Possible Causes

1. Medication

  • Prescription medicine may contain prohibited substance(s). If a doctor is not informed that the patient is an athlete, prohibited substance(s) could be prescribed for therapeutic purpose leading to inadvertent doping.
  • Over-the-counter medicine (e.g. medicine for cough and cold) may also contain prohibited substance(s). If an athlete self-purchases and uses medicine without checking the ingredients, this could also lead to inadvertent doping.
  • In addition to oral medicine, inhaler, spray and medicine for external use such as topical cream may contain prohibited substance(s).

 icon-exclamation-circle Precautions:
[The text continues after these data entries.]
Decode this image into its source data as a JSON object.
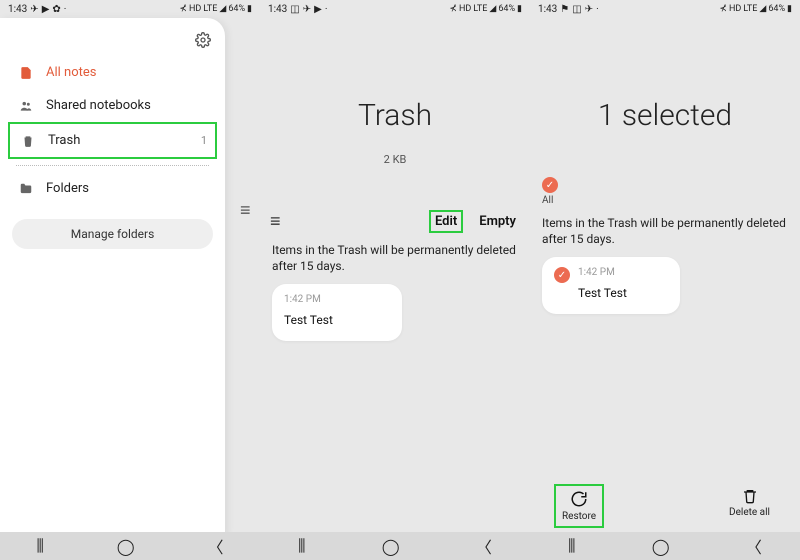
{
  "status": {
    "time": "1:43",
    "battery": "64%",
    "net": "LTE",
    "hd": "HD"
  },
  "drawer": {
    "items": [
      {
        "label": "All notes"
      },
      {
        "label": "Shared notebooks"
      },
      {
        "label": "Trash",
        "count": "1"
      },
      {
        "label": "Folders"
      }
    ],
    "manage": "Manage folders"
  },
  "trash": {
    "title": "Trash",
    "size": "2 KB",
    "edit": "Edit",
    "empty": "Empty",
    "warning": "Items in the Trash will be permanently deleted after 15 days.",
    "note": {
      "time": "1:42 PM",
      "title": "Test Test"
    }
  },
  "select": {
    "title": "1 selected",
    "all": "All",
    "warning": "Items in the Trash will be permanently deleted after 15 days.",
    "note": {
      "time": "1:42 PM",
      "title": "Test Test"
    },
    "restore": "Restore",
    "deleteall": "Delete all"
  }
}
  • During medical consultation, show the “Letter to Doctor” and the latest “Prohibited List”, inform the doctor that you are an athlete subjected to doping tests and must not be prescribed with any prohibited substances/prohibited methods.
  • Check the prohibition status of medicine registered in Hong Kong at   icon-external-link DrugInSport before use.
  • If prohibited substances/prohibited methods are required for treatment, the athlete must apply for a <Therapeutic Use Exemption (TUE)>.

2. Supplements
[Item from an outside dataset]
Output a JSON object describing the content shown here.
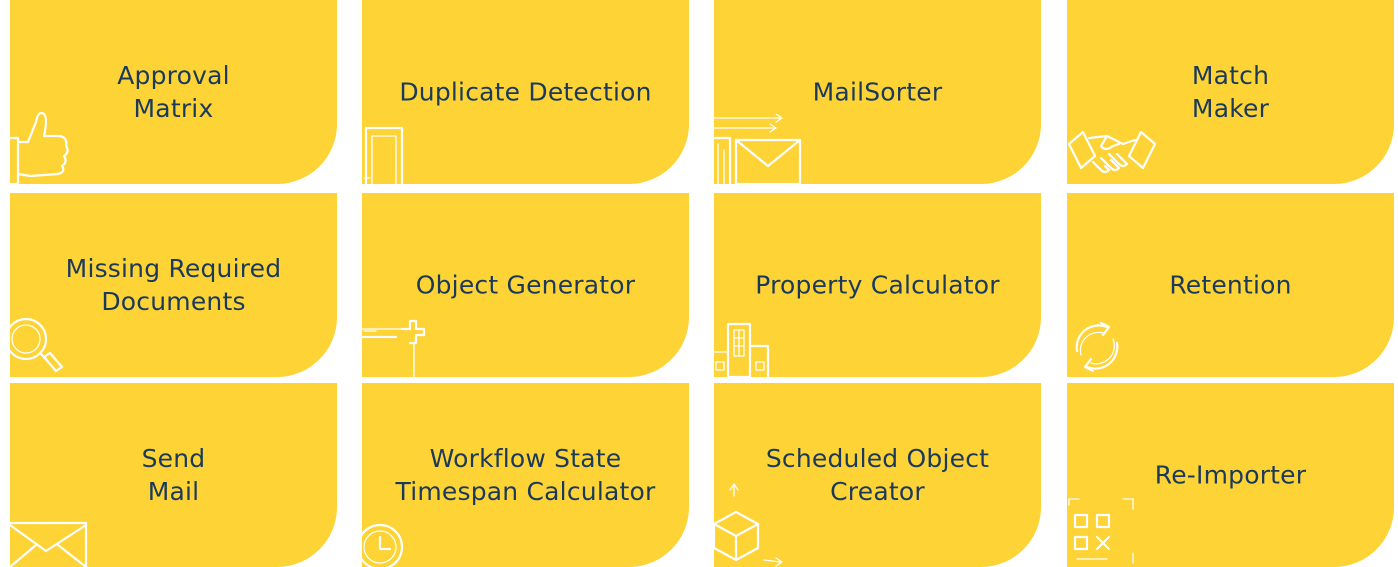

  • The production and labelling of supplements are not strictly regulated. Supplements may contain prohibited substance(s) due to contamination or inaccurate labelling. Athlete consuming them may result in inadvertent doping.
  • High-risk products include but not limited to supplements for muscle-gaining, weight-loss and sexual enhancement.

3. Chinese Herbal Medicine

  • Due to the vast variety of Chinese herbs and the extensive, non-standardized ways of production and preparation of Chinese herbal medicine, there is no guarantee that Chinese herbal medicine (especially those with unknown chemical composition) does not contain or is not contaminated with prohibited substance(s).

 icon-exclamation-circle Precautions:

  • Athlete should seriously assess the need and the potential risks before using supplements or Chinese herbal medicine. Athlete should consider other safer options, such as having an optimized diet, lifestyle and training.

4. Certain Food

  • Meat contamination: Although it is banned in many countries, the illicit use of clenbuterol (an anabolic agent prohibited both in- and out-of-competition) in livestock to produce leaner meat may still be in practice in some countries. Athlete should be cautious and avoid eating offal (especially liver) where clenbuterol tends to accumulate. Athlete should also purchase meat and food from reputable stores and restaurants.
  • Poppy seeds: Commonly found in cake and bread, poppy seeds may contain trace amount of morphine (a narcotic prohibited in-competition).